For this production, I want to explore a side of Falstaff that I didn’t see clearly my first time around. I want to capture the sense that Falstaff subconsciously knows what is coming: Shakespeare presages the moment, brilliantly, later in that same tavern scene in Part 1. Falstaff and Hal are staging a “play extempore.” Falstaff acts as Hal and Hal plays his father, King Henry. Falstaff naturally plays this for laughs, saying:
“No, my good lord; banish Peto, banish Bardolph, banish Poins: but for sweet Jack Falstaff, kind Jack Falstaff, true Jack Falstaff, valiant Jack Falstaff, and therefore more valiant, being, as he is, old Jack Falstaff, banish not him thy Harry’s company, banish not him thy Harry’s company: banish plump Jack, and banish all the world.”
It’s a tricky scene. Falstaff is making a comic plea to Hal, but he is unwilling to believe that this is what fate holds in store for him. Falstaff always believes he will charm the audience, get the laughs, but the actor must reveal how he is clinging to his delusional belief. Falstaff must really buy into the idea that this is all a game, that none of this will come to pass. But the only way of showing this is to show him having doubts and banishing them, believing his own lie.

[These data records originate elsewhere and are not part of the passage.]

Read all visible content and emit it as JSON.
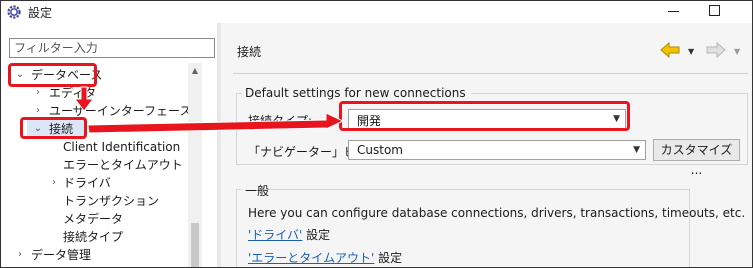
{
  "window": {
    "title": "設定"
  },
  "filter": {
    "placeholder": "フィルター入力"
  },
  "tree": [
    {
      "label": "データベース",
      "twisty": "expanded"
    },
    {
      "label": "エディタ",
      "twisty": "collapsed"
    },
    {
      "label": "ユーザーインターフェース",
      "twisty": "collapsed"
    },
    {
      "label": "接続",
      "twisty": "expanded"
    },
    {
      "label": "Client Identification",
      "twisty": "none"
    },
    {
      "label": "エラーとタイムアウト",
      "twisty": "none"
    },
    {
      "label": "ドライバ",
      "twisty": "collapsed"
    },
    {
      "label": "トランザクション",
      "twisty": "none"
    },
    {
      "label": "メタデータ",
      "twisty": "none"
    },
    {
      "label": "接続タイプ",
      "twisty": "none"
    },
    {
      "label": "データ管理",
      "twisty": "collapsed"
    }
  ],
  "page": {
    "title": "接続",
    "group_title": "Default settings for new connections",
    "conn_type_label": "接続タイプ:",
    "conn_type_value": "開発",
    "navigator_label": "「ナビゲーター」ビュー:",
    "navigator_value": "Custom",
    "customize_button": "カスタマイズ ...",
    "general_title": "一般",
    "general_desc": "Here you can configure database connections, drivers, transactions, timeouts, etc.",
    "link1": "'ドライバ'",
    "link1_suffix": " 設定",
    "link2": "'エラーとタイムアウト'",
    "link2_suffix": " 設定"
  },
  "colors": {
    "highlight": "#e8141e",
    "link": "#1a5fb4",
    "back_arrow": "#f5c400"
  },
  "icons": {
    "app": "gear-icon",
    "back": "back-arrow-icon",
    "forward": "forward-arrow-icon"
  }
}
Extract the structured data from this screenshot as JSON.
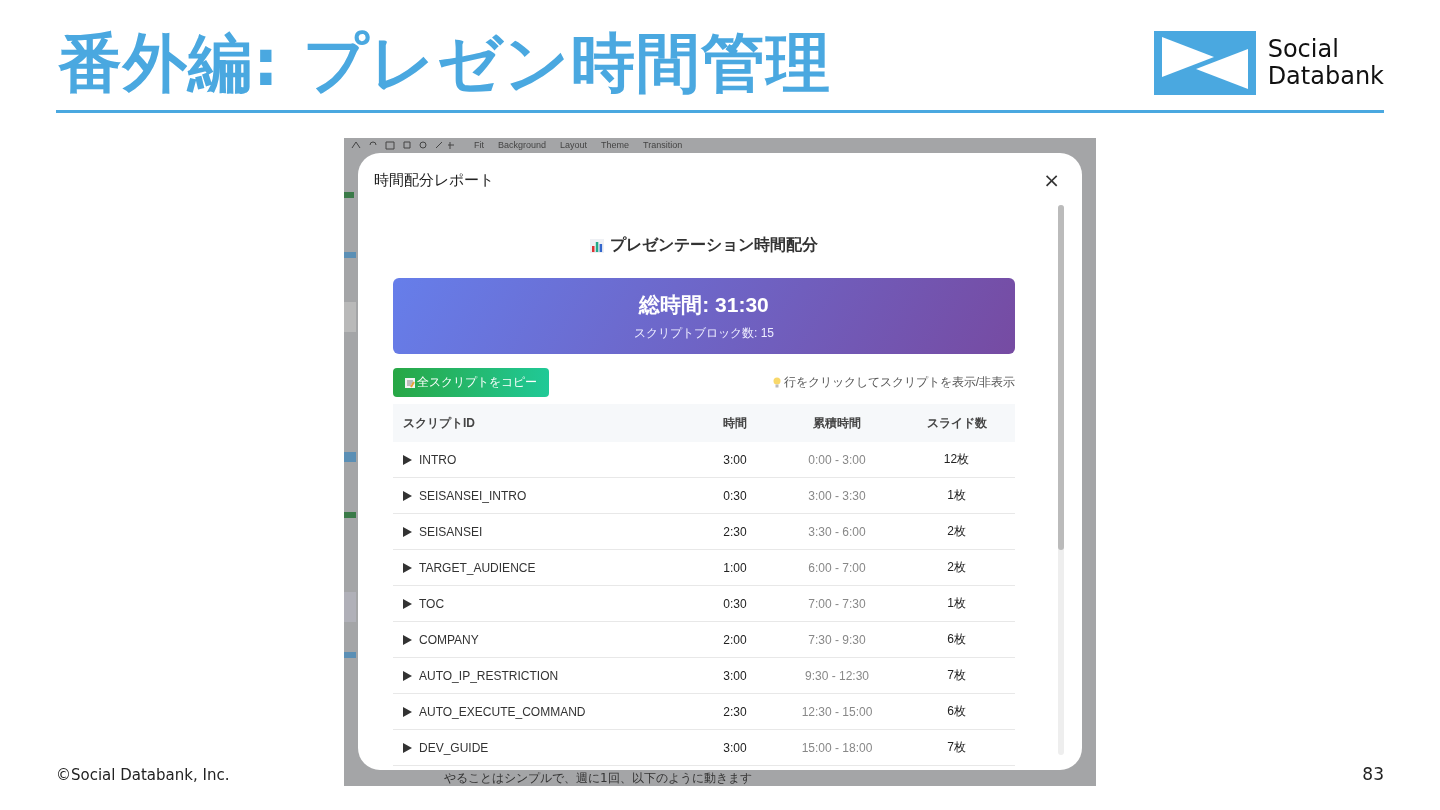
{
  "slide": {
    "title": "番外編: プレゼン時間管理",
    "logo_text": [
      "Social",
      "Databank"
    ],
    "footer": "©Social Databank, Inc.",
    "page_number": "83"
  },
  "background_app": {
    "toolbar": [
      "Fit",
      "Background",
      "Layout",
      "Theme",
      "Transition"
    ],
    "bottom_text": "やることはシンプルで、週に1回、以下のように動きます"
  },
  "dialog": {
    "title": "時間配分レポート",
    "close": "×",
    "heading": "プレゼンテーション時間配分",
    "summary": {
      "total": "総時間: 31:30",
      "blocks": "スクリプトブロック数: 15"
    },
    "copy_button": "全スクリプトをコピー",
    "hint": "行をクリックしてスクリプトを表示/非表示",
    "table": {
      "columns": [
        "スクリプトID",
        "時間",
        "累積時間",
        "スライド数"
      ],
      "rows": [
        {
          "id": "INTRO",
          "time": "3:00",
          "range": "0:00 - 3:00",
          "slides": "12枚",
          "expanded": false
        },
        {
          "id": "SEISANSEI_INTRO",
          "time": "0:30",
          "range": "3:00 - 3:30",
          "slides": "1枚",
          "expanded": false
        },
        {
          "id": "SEISANSEI",
          "time": "2:30",
          "range": "3:30 - 6:00",
          "slides": "2枚",
          "expanded": false
        },
        {
          "id": "TARGET_AUDIENCE",
          "time": "1:00",
          "range": "6:00 - 7:00",
          "slides": "2枚",
          "expanded": false
        },
        {
          "id": "TOC",
          "time": "0:30",
          "range": "7:00 - 7:30",
          "slides": "1枚",
          "expanded": false
        },
        {
          "id": "COMPANY",
          "time": "2:00",
          "range": "7:30 - 9:30",
          "slides": "6枚",
          "expanded": false
        },
        {
          "id": "AUTO_IP_RESTRICTION",
          "time": "3:00",
          "range": "9:30 - 12:30",
          "slides": "7枚",
          "expanded": false
        },
        {
          "id": "AUTO_EXECUTE_COMMAND",
          "time": "2:30",
          "range": "12:30 - 15:00",
          "slides": "6枚",
          "expanded": false
        },
        {
          "id": "DEV_GUIDE",
          "time": "3:00",
          "range": "15:00 - 18:00",
          "slides": "7枚",
          "expanded": false
        }
      ]
    }
  }
}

I may now be the only Shakespearean actor who has played this role twice with a gap of more than forty-five years in between. Obviously I was an exceedingly young Falstaff the first time around [see last week’s installment for the full story!]. I am older and wiser now. I’ve suffered more of life’s indignities. I don’t have to play at being an old man, I just have to be myself. The other change, of course, is that I no longer need quite so much padding.
It was a pleasure talking to you, bub, and I’ll see you next week.
Drew Lichtenberg is in his third season as the Literary Associate at the Shakespeare Theatre Company, and is the production dramaturg for Henry IV, Parts 1 and 2.
He holds an MFA in Dramaturgy & Dramatic Criticism from Yale School of Drama.